EXERCISE REQUIREMENTS
Restate the data below word for word, leaving nothing out.

(Web page and app entries)
▼▼▼
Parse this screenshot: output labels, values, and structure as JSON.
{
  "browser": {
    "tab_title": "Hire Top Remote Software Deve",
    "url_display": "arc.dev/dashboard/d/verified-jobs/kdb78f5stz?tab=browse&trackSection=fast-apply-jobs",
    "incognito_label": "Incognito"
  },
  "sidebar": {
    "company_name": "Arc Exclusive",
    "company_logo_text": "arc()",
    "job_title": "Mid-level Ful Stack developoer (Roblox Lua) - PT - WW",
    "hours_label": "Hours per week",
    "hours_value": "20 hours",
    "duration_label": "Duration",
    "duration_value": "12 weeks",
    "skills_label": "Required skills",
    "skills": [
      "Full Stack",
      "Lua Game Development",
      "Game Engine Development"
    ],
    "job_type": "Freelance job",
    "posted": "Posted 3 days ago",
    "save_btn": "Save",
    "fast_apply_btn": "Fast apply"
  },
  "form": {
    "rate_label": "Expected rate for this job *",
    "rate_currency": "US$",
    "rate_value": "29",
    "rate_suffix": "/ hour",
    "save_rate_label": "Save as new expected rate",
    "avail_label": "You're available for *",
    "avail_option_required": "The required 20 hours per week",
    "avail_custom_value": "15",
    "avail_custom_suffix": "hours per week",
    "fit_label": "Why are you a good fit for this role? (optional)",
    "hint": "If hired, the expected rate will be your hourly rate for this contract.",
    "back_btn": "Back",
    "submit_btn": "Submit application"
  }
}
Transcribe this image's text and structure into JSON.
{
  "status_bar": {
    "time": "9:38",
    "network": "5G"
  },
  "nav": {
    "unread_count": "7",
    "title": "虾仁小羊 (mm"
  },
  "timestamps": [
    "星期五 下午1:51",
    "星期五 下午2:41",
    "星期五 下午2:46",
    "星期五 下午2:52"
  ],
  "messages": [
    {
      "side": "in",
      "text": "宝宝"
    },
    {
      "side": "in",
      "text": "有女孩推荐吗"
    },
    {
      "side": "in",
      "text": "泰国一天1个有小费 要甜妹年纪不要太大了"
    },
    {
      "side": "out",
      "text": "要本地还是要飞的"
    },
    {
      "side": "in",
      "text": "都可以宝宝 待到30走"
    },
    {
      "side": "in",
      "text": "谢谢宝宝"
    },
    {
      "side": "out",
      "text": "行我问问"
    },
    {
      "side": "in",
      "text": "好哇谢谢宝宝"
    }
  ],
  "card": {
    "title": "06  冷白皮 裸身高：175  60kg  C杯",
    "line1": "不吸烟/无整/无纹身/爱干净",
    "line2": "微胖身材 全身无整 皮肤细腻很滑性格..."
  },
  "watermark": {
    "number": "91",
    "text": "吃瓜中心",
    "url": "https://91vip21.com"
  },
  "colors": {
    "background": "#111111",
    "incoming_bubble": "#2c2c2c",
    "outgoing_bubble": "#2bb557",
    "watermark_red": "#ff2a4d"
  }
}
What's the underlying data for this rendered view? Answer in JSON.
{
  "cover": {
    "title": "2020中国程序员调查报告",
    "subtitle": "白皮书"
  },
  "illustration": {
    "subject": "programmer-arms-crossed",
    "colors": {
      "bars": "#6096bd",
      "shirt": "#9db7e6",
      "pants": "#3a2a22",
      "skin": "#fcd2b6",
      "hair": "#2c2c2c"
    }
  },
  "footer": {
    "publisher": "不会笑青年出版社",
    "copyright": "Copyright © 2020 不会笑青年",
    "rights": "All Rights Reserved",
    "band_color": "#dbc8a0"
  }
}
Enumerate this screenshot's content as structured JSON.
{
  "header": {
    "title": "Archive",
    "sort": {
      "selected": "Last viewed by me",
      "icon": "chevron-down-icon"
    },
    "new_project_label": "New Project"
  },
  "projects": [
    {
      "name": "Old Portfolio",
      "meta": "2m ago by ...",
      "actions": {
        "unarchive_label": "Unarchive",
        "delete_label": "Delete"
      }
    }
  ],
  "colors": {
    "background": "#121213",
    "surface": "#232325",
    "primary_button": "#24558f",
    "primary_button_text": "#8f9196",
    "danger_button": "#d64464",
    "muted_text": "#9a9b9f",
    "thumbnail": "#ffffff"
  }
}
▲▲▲
RESPONSE BOX
Parse this screenshot: output labels, values, and structure as JSON.
{
  "browser": {
    "tab_title": "Hire Top Remote Software Deve",
    "url_display": "arc.dev/dashboard/d/verified-jobs/kdb78f5stz?tab=browse&trackSection=fast-apply-jobs",
    "incognito_label": "Incognito"
  },
  "sidebar": {
    "company_name": "Arc Exclusive",
    "company_logo_text": "arc()",
    "job_title": "Mid-level Ful Stack developoer (Roblox Lua) - PT - WW",
    "hours_label": "Hours per week",
    "hours_value": "20 hours",
    "duration_label": "Duration",
    "duration_value": "12 weeks",
    "skills_label": "Required skills",
    "skills": [
      "Full Stack",
      "Lua Game Development",
      "Game Engine Development"
    ],
    "job_type": "Freelance job",
    "posted": "Posted 3 days ago",
    "save_btn": "Save",
    "fast_apply_btn": "Fast apply"
  },
  "form": {
    "rate_label": "Expected rate for this job *",
    "rate_currency": "US$",
    "rate_value": "29",
    "rate_suffix": "/ hour",
    "save_rate_label": "Save as new expected rate",
    "avail_label": "You're available for *",
    "avail_option_required": "The required 20 hours per week",
    "avail_custom_value": "15",
    "avail_custom_suffix": "hours per week",
    "fit_label": "Why are you a good fit for this role? (optional)",
    "hint": "If hired, the expected rate will be your hourly rate for this contract.",
    "back_btn": "Back",
    "submit_btn": "Submit application"
  }
}
Transcribe this image's text and structure into JSON.
{
  "status_bar": {
    "time": "9:38",
    "network": "5G"
  },
  "nav": {
    "unread_count": "7",
    "title": "虾仁小羊 (mm"
  },
  "timestamps": [
    "星期五 下午1:51",
    "星期五 下午2:41",
    "星期五 下午2:46",
    "星期五 下午2:52"
  ],
  "messages": [
    {
      "side": "in",
      "text": "宝宝"
    },
    {
      "side": "in",
      "text": "有女孩推荐吗"
    },
    {
      "side": "in",
      "text": "泰国一天1个有小费 要甜妹年纪不要太大了"
    },
    {
      "side": "out",
      "text": "要本地还是要飞的"
    },
    {
      "side": "in",
      "text": "都可以宝宝 待到30走"
    },
    {
      "side": "in",
      "text": "谢谢宝宝"
    },
    {
      "side": "out",
      "text": "行我问问"
    },
    {
      "side": "in",
      "text": "好哇谢谢宝宝"
    }
  ],
  "card": {
    "title": "06  冷白皮 裸身高：175  60kg  C杯",
    "line1": "不吸烟/无整/无纹身/爱干净",
    "line2": "微胖身材 全身无整 皮肤细腻很滑性格..."
  },
  "watermark": {
    "number": "91",
    "text": "吃瓜中心",
    "url": "https://91vip21.com"
  },
  "colors": {
    "background": "#111111",
    "incoming_bubble": "#2c2c2c",
    "outgoing_bubble": "#2bb557",
    "watermark_red": "#ff2a4d"
  }
}
What's the underlying data for this rendered view? Answer in JSON.
{
  "cover": {
    "title": "2020中国程序员调查报告",
    "subtitle": "白皮书"
  },
  "illustration": {
    "subject": "programmer-arms-crossed",
    "colors": {
      "bars": "#6096bd",
      "shirt": "#9db7e6",
      "pants": "#3a2a22",
      "skin": "#fcd2b6",
      "hair": "#2c2c2c"
    }
  },
  "footer": {
    "publisher": "不会笑青年出版社",
    "copyright": "Copyright © 2020 不会笑青年",
    "rights": "All Rights Reserved",
    "band_color": "#dbc8a0"
  }
}
Enumerate this screenshot's content as structured JSON.
{
  "header": {
    "title": "Archive",
    "sort": {
      "selected": "Last viewed by me",
      "icon": "chevron-down-icon"
    },
    "new_project_label": "New Project"
  },
  "projects": [
    {
      "name": "Old Portfolio",
      "meta": "2m ago by ...",
      "actions": {
        "unarchive_label": "Unarchive",
        "delete_label": "Delete"
      }
    }
  ],
  "colors": {
    "background": "#121213",
    "surface": "#232325",
    "primary_button": "#24558f",
    "primary_button_text": "#8f9196",
    "danger_button": "#d64464",
    "muted_text": "#9a9b9f",
    "thumbnail": "#ffffff"
  }
}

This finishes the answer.